-- article_image9069 -->Another rapper who made a musical response to the riots is MOBO-winning emcee Guvna B. Guvna B is an ambassador for the Prince's Trust and had met with Britain's prime minister David Cameron only three months prior to the riots to warn him about the frustrations of young people in Britain's deprived communities. East London-born and now a student of the University of Hertfordshire, Guvna B uses grime and rap music to reach out to young people with a positive alternative, promoting hard work, honest living and the Christian faith. His track and video "Hometown Riots" is an attention-grabbing response to the mayhem we all saw on our TV screens.
Despite him denouncing the disturbances, Guvna B provided a different view to that of Home Secretary Theresa May, who claimed the rioters were the embodiment of "sheer criminality". "I think the behaviour is unacceptable, but it's very naive to say it's just based on just sheer criminality," Guvna B said. "This is about a lack of investment in youth and mistrust between authority and the youth. The Government have to start taking the youth seriously and relate to them if we're to avoid this chaos in the future."
Guvna B points a finger at the rampant materialism of today's culture as being a contributing factor in the riots. "These kids are looting because they are bombarded with consumerism on MTV - for example, flash cars, flash girls. There are no jobs in London so they see something for momentary pleasure and they grab it. Some people have no work ethic after years of hopelessness."
A third, equally hard-hitting track and video is "London Riots" by Soul Shifter & Tino. Startlingly, Soul Shifter admitted that before he became a Christian he did talk with his friends about rioting on London streets. "When I was in the world, I was in the world before I became a Christian, straight after the government changed we did talk about things like this happening in the future. I'm not saying it's the government's fault, but I and a group of friends had conversations about how to plan things like this. It has been building up for a year or two now and the death of Mike Duggan was a way of exploding the riot."
Soul Shifter gives testimony to being a very different person to the one who once dreamed of rioting on the streets. "As a Christian, we do have an obligation to win souls for Christ.

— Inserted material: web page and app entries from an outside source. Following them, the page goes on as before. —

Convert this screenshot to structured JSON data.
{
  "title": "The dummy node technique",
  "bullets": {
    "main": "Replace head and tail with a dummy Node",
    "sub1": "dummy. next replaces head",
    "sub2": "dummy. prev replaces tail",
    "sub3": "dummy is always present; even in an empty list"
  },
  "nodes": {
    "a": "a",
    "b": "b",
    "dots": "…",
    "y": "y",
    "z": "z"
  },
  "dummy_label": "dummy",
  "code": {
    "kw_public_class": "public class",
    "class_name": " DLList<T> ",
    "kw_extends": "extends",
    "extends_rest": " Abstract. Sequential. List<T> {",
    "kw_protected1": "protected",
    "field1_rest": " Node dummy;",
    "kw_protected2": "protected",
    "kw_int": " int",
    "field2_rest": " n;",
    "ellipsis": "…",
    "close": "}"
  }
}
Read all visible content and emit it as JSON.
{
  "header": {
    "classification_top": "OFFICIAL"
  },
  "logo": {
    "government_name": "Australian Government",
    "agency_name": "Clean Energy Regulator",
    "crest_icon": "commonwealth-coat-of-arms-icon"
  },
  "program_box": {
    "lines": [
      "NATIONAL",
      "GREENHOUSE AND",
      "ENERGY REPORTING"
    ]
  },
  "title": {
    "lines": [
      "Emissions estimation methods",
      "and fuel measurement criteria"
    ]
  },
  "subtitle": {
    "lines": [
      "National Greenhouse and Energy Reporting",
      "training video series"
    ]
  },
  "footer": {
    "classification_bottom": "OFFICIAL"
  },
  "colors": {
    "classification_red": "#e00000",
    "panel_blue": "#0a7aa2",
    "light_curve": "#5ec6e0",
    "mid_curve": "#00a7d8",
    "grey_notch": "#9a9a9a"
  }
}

The name Soul Shifter is from a perspective I'm shifting souls from darkness to light which is from the world to Christ." Like the other rappers, Soul Shifter made an immediate creative response to the burning buildings and looting gangs. He said, "Seeing youths on the road just causing chaos and doing all these crazy things inspired me straight away to say 'I want to do something about this'. So I got my brother Tino and we started writing straight away."
The duo put together the whole "London Riots" recording in one mammoth session. Soul Shifter recounted, "First of all, we chose a beat then we started writing the chorus. It was quite tiring but it was worth it. I know there are some youths out there that need to hear this song."The opinions expressed in this article are not necessarily those held by Cross Rhythms. Any expressed views were accurate at the time of publishing but may or may not reflect the views of the individuals concerned at a later date.